**WHAT THE TASK ASKS**
Show all lines from the material that carry the word "Admin".

[PROVIDED DATA — start]

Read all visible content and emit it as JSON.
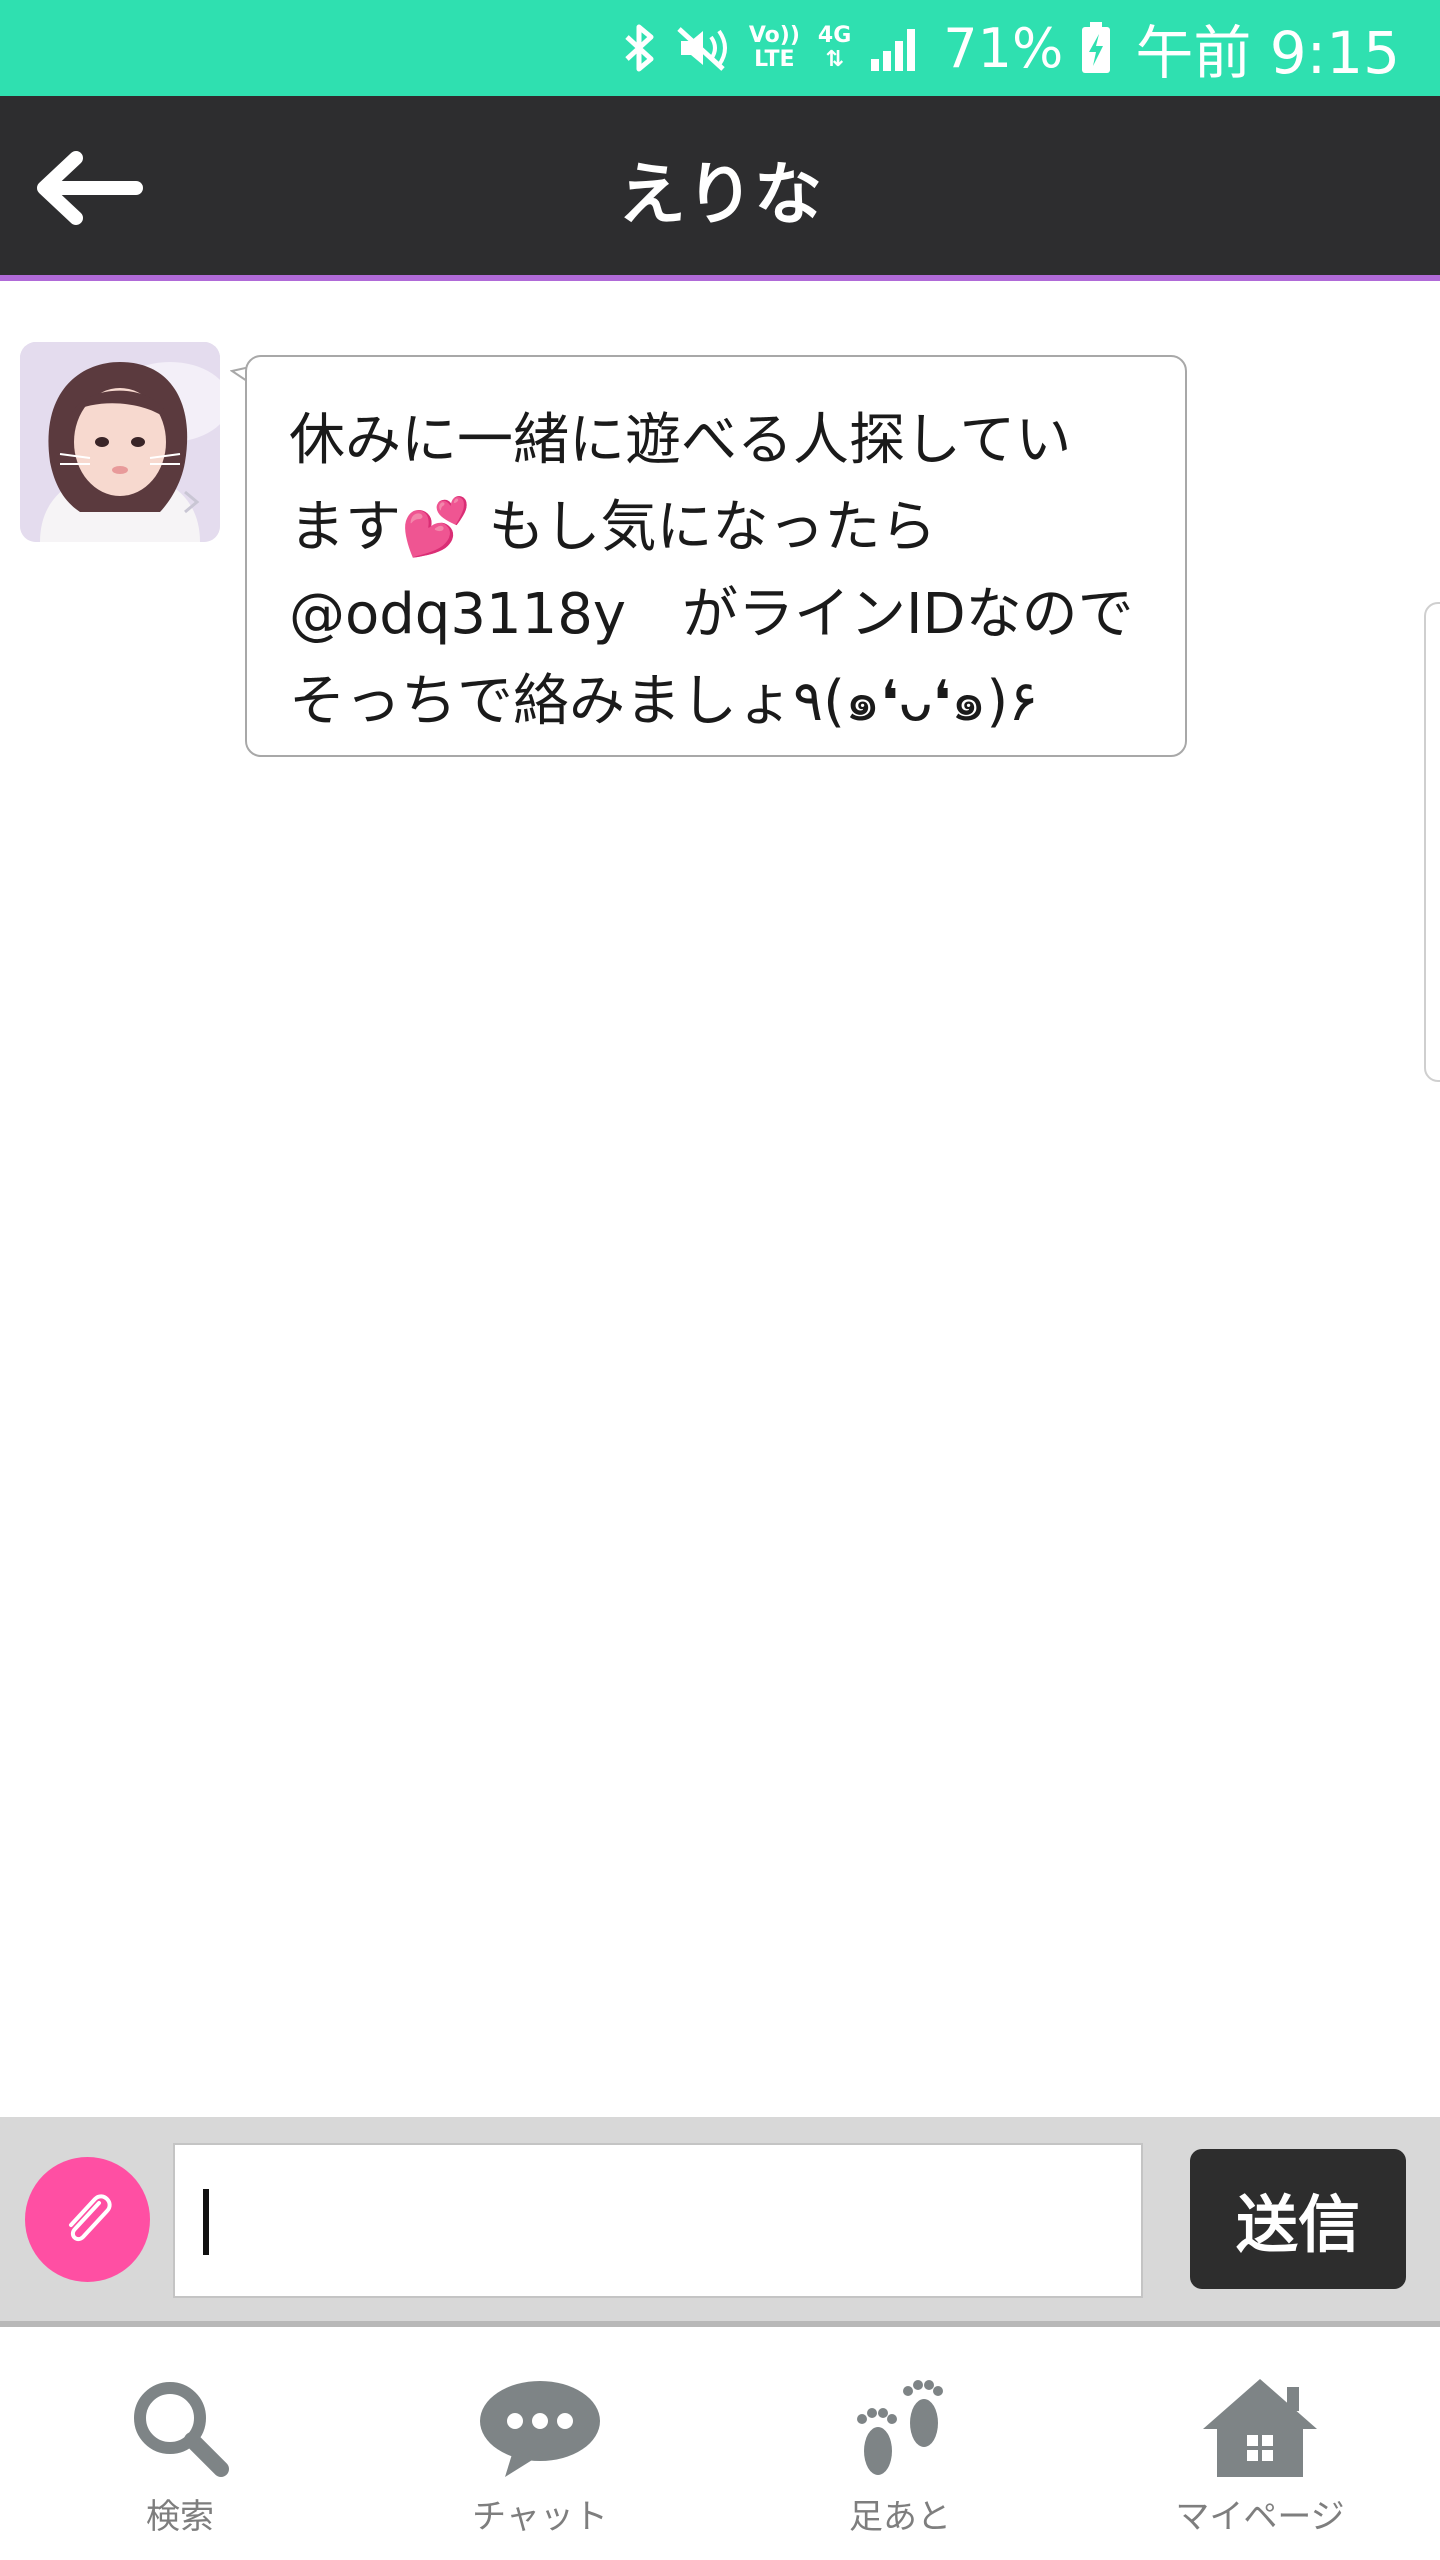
{
  "status_bar": {
    "volte_label": "Vo))\nLTE",
    "network_label": "4G",
    "battery_percent": "71%",
    "time": "午前 9:15"
  },
  "header": {
    "title": "えりな"
  },
  "conversation": {
    "messages": [
      {
        "sender": "えりな",
        "text": "休みに一緒に遊べる人探してい\nます💕 もし気になったら\n@odq3118y　がラインIDなので\nそっちで絡みましょ٩(๑❛ᴗ❛๑)۶"
      }
    ]
  },
  "composer": {
    "input_value": "",
    "send_label": "送信"
  },
  "bottom_nav": {
    "items": [
      {
        "label": "検索",
        "icon": "search-icon"
      },
      {
        "label": "チャット",
        "icon": "chat-icon"
      },
      {
        "label": "足あと",
        "icon": "footprints-icon"
      },
      {
        "label": "マイページ",
        "icon": "home-icon"
      }
    ]
  },
  "colors": {
    "status_bar": "#2fe0b0",
    "header": "#2d2d2f",
    "attach_button": "#ff4fa3",
    "send_button": "#2d2d2d",
    "nav_icon": "#7e8486"
  }
}
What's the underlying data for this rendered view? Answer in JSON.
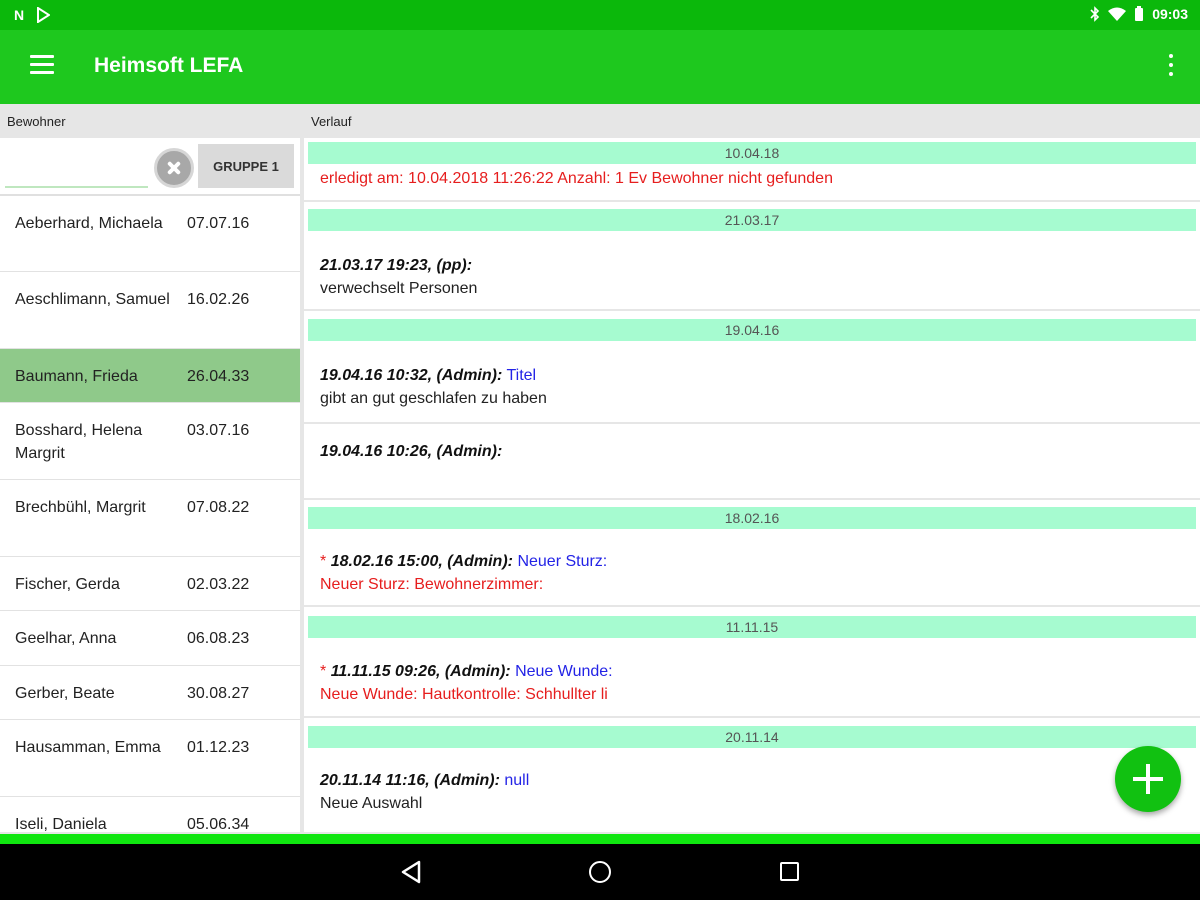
{
  "status_bar": {
    "time": "09:03",
    "icons": [
      "n-icon",
      "play-store-icon",
      "bluetooth-icon",
      "wifi-icon",
      "battery-icon"
    ]
  },
  "app_bar": {
    "title": "Heimsoft LEFA"
  },
  "sections": {
    "left": "Bewohner",
    "right": "Verlauf"
  },
  "search": {
    "value": "",
    "placeholder": "",
    "group_label": "GRUPPE 1"
  },
  "residents": [
    {
      "name": "Aeberhard, Michaela",
      "date": "07.07.16"
    },
    {
      "name": "Aeschlimann, Samuel",
      "date": "16.02.26"
    },
    {
      "name": "Baumann, Frieda",
      "date": "26.04.33",
      "selected": true
    },
    {
      "name": "Bosshard, Helena Margrit",
      "date": "03.07.16"
    },
    {
      "name": "Brechbühl, Margrit",
      "date": "07.08.22"
    },
    {
      "name": "Fischer, Gerda",
      "date": "02.03.22"
    },
    {
      "name": "Geelhar, Anna",
      "date": "06.08.23"
    },
    {
      "name": "Gerber, Beate",
      "date": "30.08.27"
    },
    {
      "name": "Hausamman, Emma",
      "date": "01.12.23"
    },
    {
      "name": "Iseli, Daniela",
      "date": "05.06.34"
    }
  ],
  "history": {
    "g0": {
      "date": "10.04.18",
      "line": "erledigt am: 10.04.2018 11:26:22 Anzahl: 1 Ev Bewohner nicht gefunden"
    },
    "g1": {
      "date": "21.03.17",
      "meta": "21.03.17 19:23, (pp):",
      "body": "verwechselt Personen"
    },
    "g2": {
      "date": "19.04.16",
      "e1_meta": "19.04.16 10:32, (Admin):",
      "e1_title": "Titel",
      "e1_body": "gibt an gut geschlafen zu haben",
      "e2_meta": "19.04.16 10:26, (Admin):"
    },
    "g3": {
      "date": "18.02.16",
      "star": "*",
      "meta": "18.02.16 15:00, (Admin):",
      "title": "Neuer Sturz:",
      "body": "Neuer Sturz: Bewohnerzimmer:"
    },
    "g4": {
      "date": "11.11.15",
      "star": "*",
      "meta": "11.11.15 09:26, (Admin):",
      "title": "Neue Wunde:",
      "body": "Neue Wunde: Hautkontrolle: Schhullter li"
    },
    "g5": {
      "date": "20.11.14",
      "meta": "20.11.14 11:16, (Admin):",
      "title": "null",
      "body": "Neue Auswahl"
    }
  },
  "colors": {
    "status_bar": "#0bb80b",
    "app_bar": "#1ec81e",
    "date_bar": "#a6fbd0",
    "selected_row": "#8fc98a",
    "fab": "#11c111",
    "alert_text": "#e61e1e",
    "title_text": "#2323e6"
  }
}
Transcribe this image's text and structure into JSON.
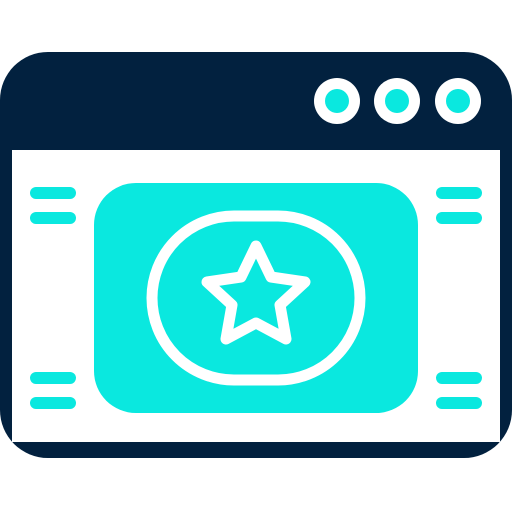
{
  "icon": {
    "subject": "browser-window-with-featured-star-banner",
    "colors": {
      "frame": "#02213f",
      "accent": "#0ae8df",
      "inner": "#ffffff"
    },
    "window_buttons": [
      "circle-button",
      "circle-button",
      "circle-button"
    ],
    "banner_icon": "star-icon",
    "side_lines": [
      "text-line",
      "text-line",
      "text-line",
      "text-line",
      "text-line",
      "text-line",
      "text-line",
      "text-line"
    ]
  }
}
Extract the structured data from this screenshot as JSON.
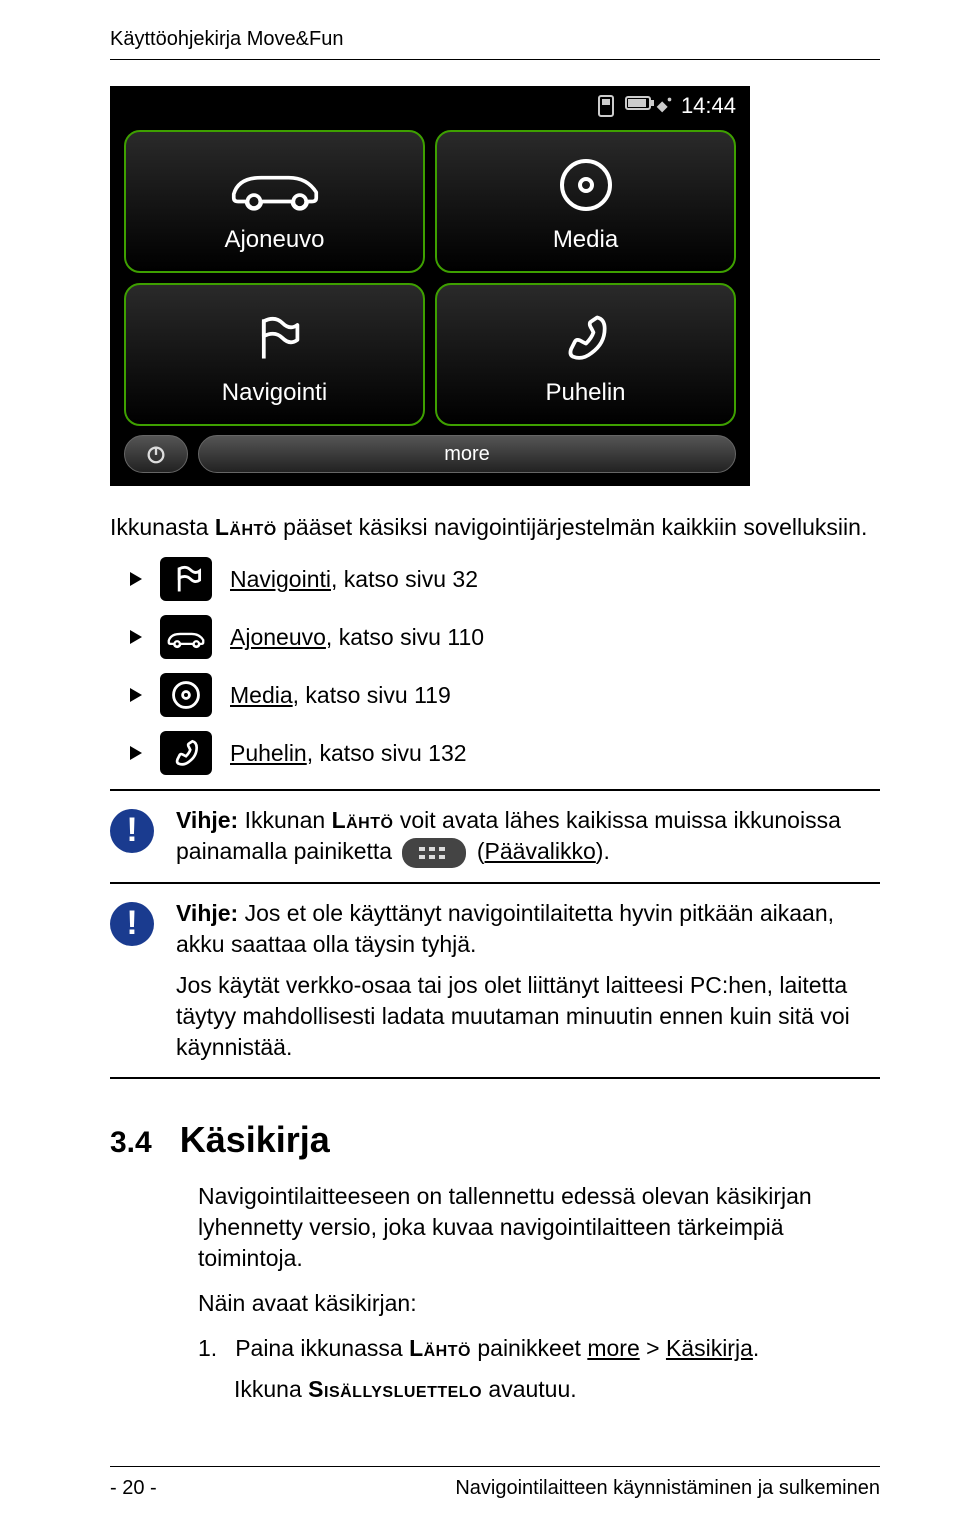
{
  "header": {
    "title": "Käyttöohjekirja Move&Fun"
  },
  "screenshot": {
    "status": {
      "time": "14:44"
    },
    "tiles": [
      {
        "name": "vehicle-tile",
        "label": "Ajoneuvo",
        "icon": "car"
      },
      {
        "name": "media-tile",
        "label": "Media",
        "icon": "disc"
      },
      {
        "name": "nav-tile",
        "label": "Navigointi",
        "icon": "flag"
      },
      {
        "name": "phone-tile",
        "label": "Puhelin",
        "icon": "phone"
      }
    ],
    "bottom": {
      "more": "more"
    }
  },
  "intro": {
    "p1_a": "Ikkunasta ",
    "p1_sc": "Lähtö",
    "p1_b": " pääset käsiksi navigointijärjestelmän kaikkiin sovelluksiin."
  },
  "refs": [
    {
      "name": "ref-navigointi",
      "icon": "flag",
      "label": "Navigointi",
      "suffix": ", katso sivu 32"
    },
    {
      "name": "ref-ajoneuvo",
      "icon": "car",
      "label": "Ajoneuvo",
      "suffix": ", katso sivu 110"
    },
    {
      "name": "ref-media",
      "icon": "disc",
      "label": "Media",
      "suffix": ", katso sivu 119"
    },
    {
      "name": "ref-puhelin",
      "icon": "phone",
      "label": "Puhelin",
      "suffix": ", katso sivu 132"
    }
  ],
  "hint1": {
    "a": "Vihje:",
    "b": " Ikkunan ",
    "sc": "Lähtö",
    "c": " voit avata lähes kaikissa muissa ikkunoissa painamalla painiketta ",
    "d": " (",
    "e": "Päävalikko",
    "f": ")."
  },
  "hint2": {
    "a": "Vihje:",
    "b": " Jos et ole käyttänyt navigointilaitetta hyvin pitkään aikaan, akku saattaa olla täysin tyhjä.",
    "c": "Jos käytät verkko-osaa tai jos olet liittänyt laitteesi PC:hen, laitetta täytyy mahdollisesti ladata muutaman minuutin ennen kuin sitä voi käynnistää."
  },
  "section": {
    "num": "3.4",
    "title": "Käsikirja"
  },
  "section_body": {
    "p1": "Navigointilaitteeseen on tallennettu edessä olevan käsikirjan lyhennetty versio, joka kuvaa navigointilaitteen tärkeimpiä toimintoja.",
    "p2": "Näin avaat käsikirjan:",
    "li_num": "1.",
    "li_a": "Paina ikkunassa ",
    "li_sc1": "Lähtö",
    "li_b": " painikkeet ",
    "li_u1": "more",
    "li_c": " > ",
    "li_u2": "Käsikirja",
    "li_d": ".",
    "p3_a": "Ikkuna ",
    "p3_sc": "Sisällysluettelo",
    "p3_b": " avautuu."
  },
  "footer": {
    "left": "- 20 -",
    "right": "Navigointilaitteen käynnistäminen ja sulkeminen"
  }
}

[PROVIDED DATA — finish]

**RESULT OF THE EXERCISE**
      "e1_meta": "19.04.16 10:32, (Admin):",
      "e2_meta": "19.04.16 10:26, (Admin):"
      "meta": "18.02.16 15:00, (Admin):",
      "meta": "11.11.15 09:26, (Admin):",
      "meta": "20.11.14 11:16, (Admin):",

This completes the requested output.